Investing responsibly is no longer just a communications trend, a way to clear the conscience or enhance a corporate brand. Today, the practice is undertaken out of sincere societal commitments – driven by the expectations of those you work for and with, as well as growing awareness of the very real value of sustainable, green assets.
Appetite for these ‘ESG assets’, so-called for their environmental, social and governance credentials, has grown exponentially in recent years and has only accelerated during the Covid-19 pandemic.
As the financial sector will have to play a central role in the ecological transition – which can only be achieved through the proliferation of sustainable assets – its businesses need to invest with a long-term view and commit to shaping a more sustainable economic model.
In early 2020 global asset managers, including BlackRock, reaffirmed their intentions to do just that and prioritise sustainable investments. The move was encouraged by the world’s central banks, which are increasingly raising awareness of the financial instability inherent in climate and ecological risks.
A recent study* conducted by Mazars and OMFIF of 33 central banks and regulators revealed 70% of them consider climate change to be a major threat to global financial stability.
In France and the UK, major banks and insurance companies are set to undergo ‘stress tests’ to assess their resistance to the impact of climate change and the ecological transition (for example on fossil fuel investment.) Similar plans have been proposed in the US and Australia, among other countries.
The need for standardisation
If we want to achieve real change and ensure companies widely embrace the ESG goals, in particular for large companies that operate across several countries, there is a need for standardisation.
Although the standardisation of extra-financial information is business critical, organisations are being let down by a lack of consistency in ESG data and issues when accessing and using it.
Difficulties arise when defining, recognising and standardising the information because regulations differ from one country to another, while the sheer number of organisations involved in evaluation and scoring has blurred the lines on what range of data should be assessed. What’s more, the data can be expensive to produce and be of poor quality and, therefore, cannot be used for comparison purposes.
Role of audit firms
In this fog, audit and consultancy firms should play a role: building on their core competencies to prepare businesses and support them – in particular – in the creation and use of ESG standards. To create shared reference points, and make them globally and officially recognised, we must explore three main questions:

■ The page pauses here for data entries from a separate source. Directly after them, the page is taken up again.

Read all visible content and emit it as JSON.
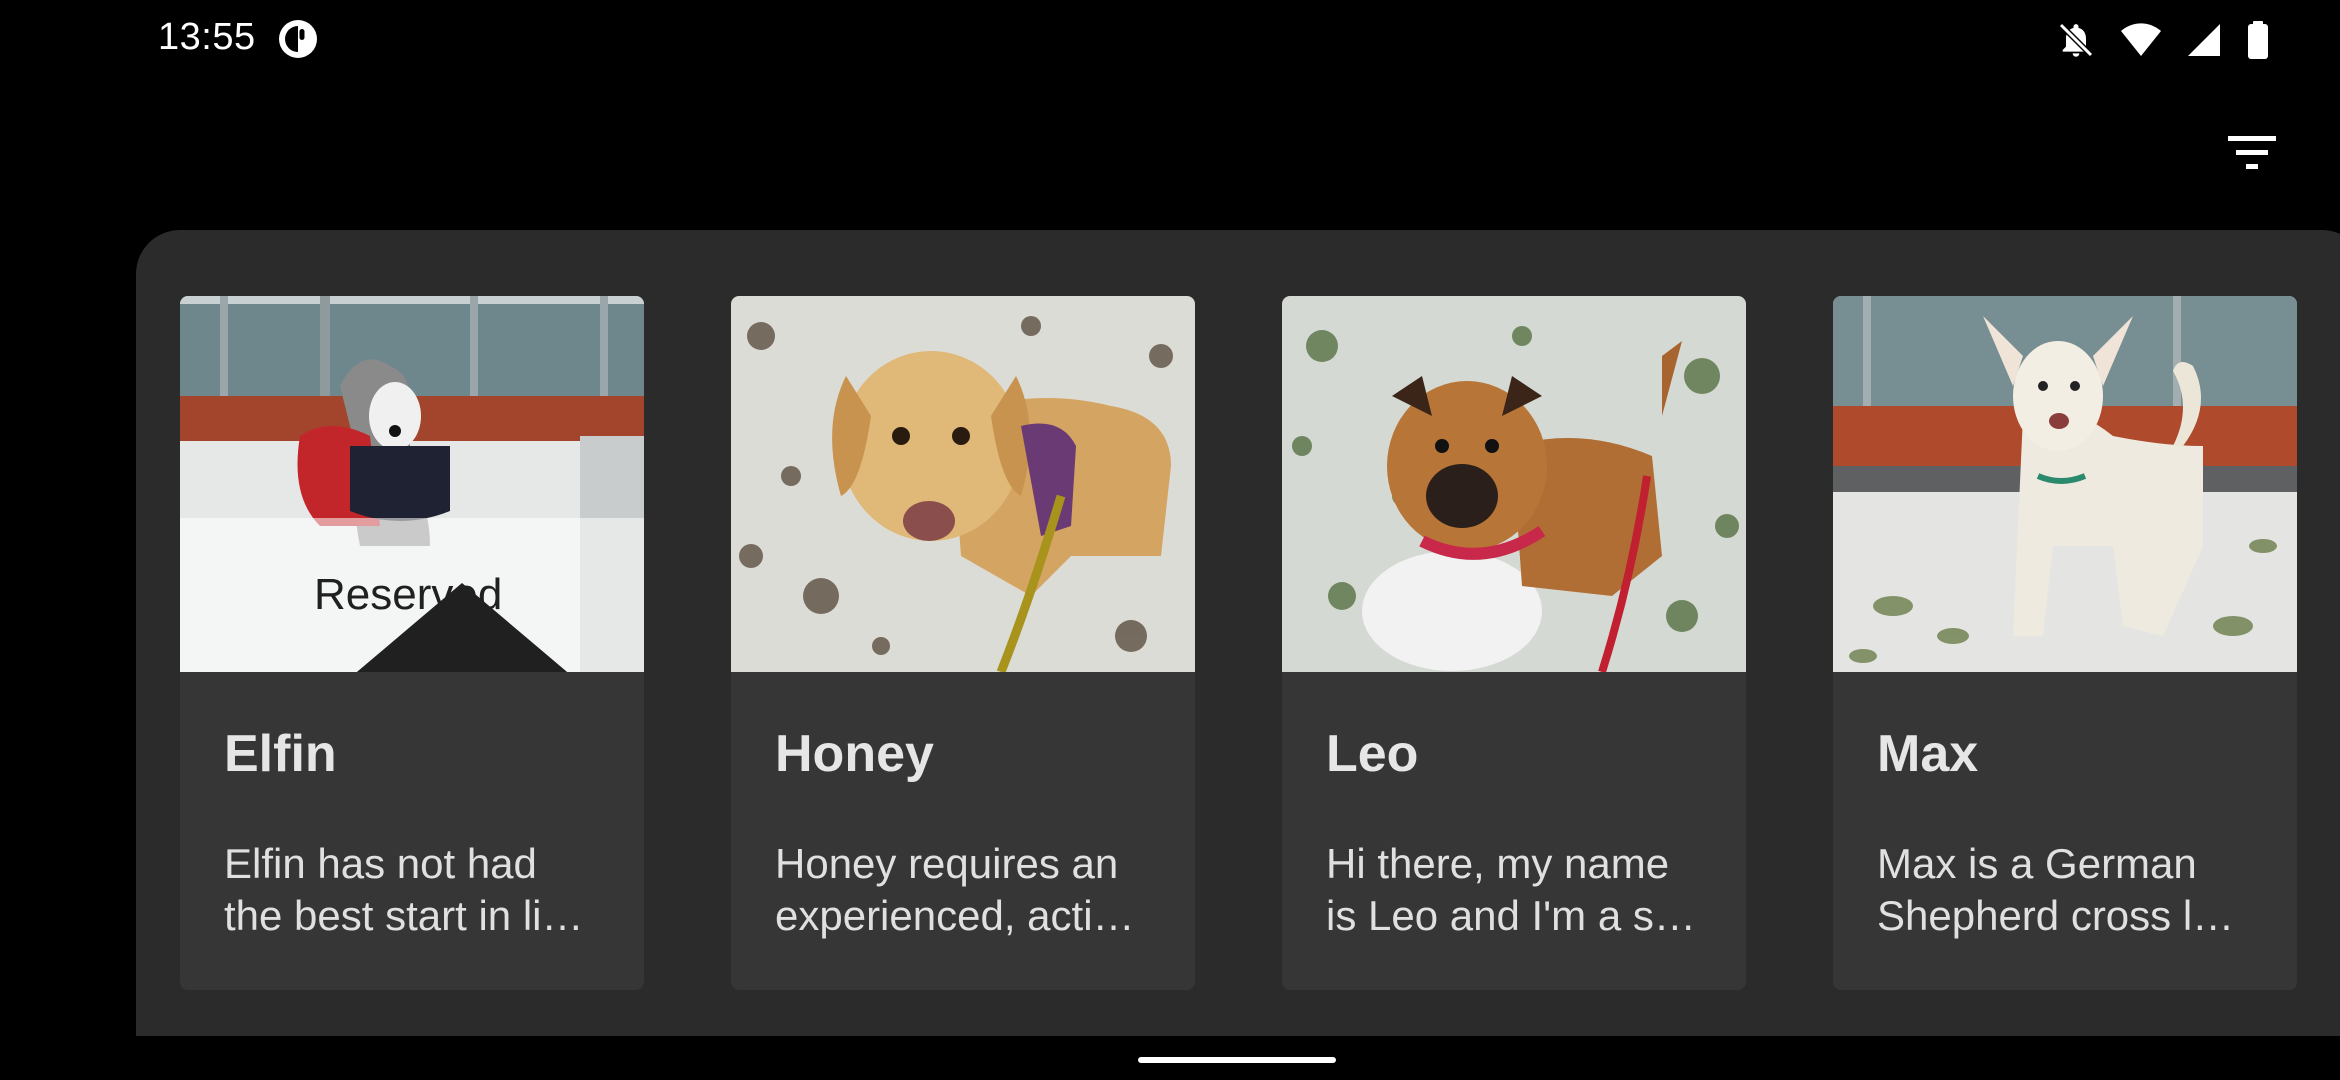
{
  "status_bar": {
    "time": "13:55",
    "icons": [
      "app-notification-icon",
      "bell-off-icon",
      "wifi-icon",
      "cell-signal-icon",
      "battery-icon"
    ]
  },
  "toolbar": {
    "filter_icon": "filter-icon"
  },
  "dogs": [
    {
      "name": "Elfin",
      "desc_line1": "Elfin has not had",
      "desc_line2": "the best start in li…",
      "badge": "Reserved",
      "badge_icon": "home-icon"
    },
    {
      "name": "Honey",
      "desc_line1": "Honey requires an",
      "desc_line2": "experienced, acti…"
    },
    {
      "name": "Leo",
      "desc_line1": "Hi there, my name",
      "desc_line2": "is Leo and I'm a s…"
    },
    {
      "name": "Max",
      "desc_line1": "Max is a German",
      "desc_line2": "Shepherd cross l…"
    }
  ],
  "colors": {
    "background": "#000000",
    "panel": "#2b2b2b",
    "card": "#363636",
    "text": "#e6e6e6"
  }
}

- How should we measure the green, socially responsible performance of an organisation?
- What are the key indicators of ESG success? What does good and great look like?
- Which certifications should be implemented to guarantee sufficient contribution to the ecological transition?
The financial sector has a clear responsibility to treat these questions as a matter of urgency because the current lack of reliable, comparable data acts as a barrier to advancing climate change resolution: investors struggle to identify where and what they should support because they find it hard to assess the adequacy of the issuer’s strategy to meet financial and ESG objectives.
Policy makers, regulators and supranational organisations, including the European Union, have an important part to play and need to work together to agree on the necessary reliability of the information and ensure it is of the same consistency and quality as financial data.
The standardisation of extra-financial data will constitute a great leap forward in its value to investors, businesses and others. It is, quite rightly, seen as ‘green gold’ waiting to be mined for the good of the ecological transition.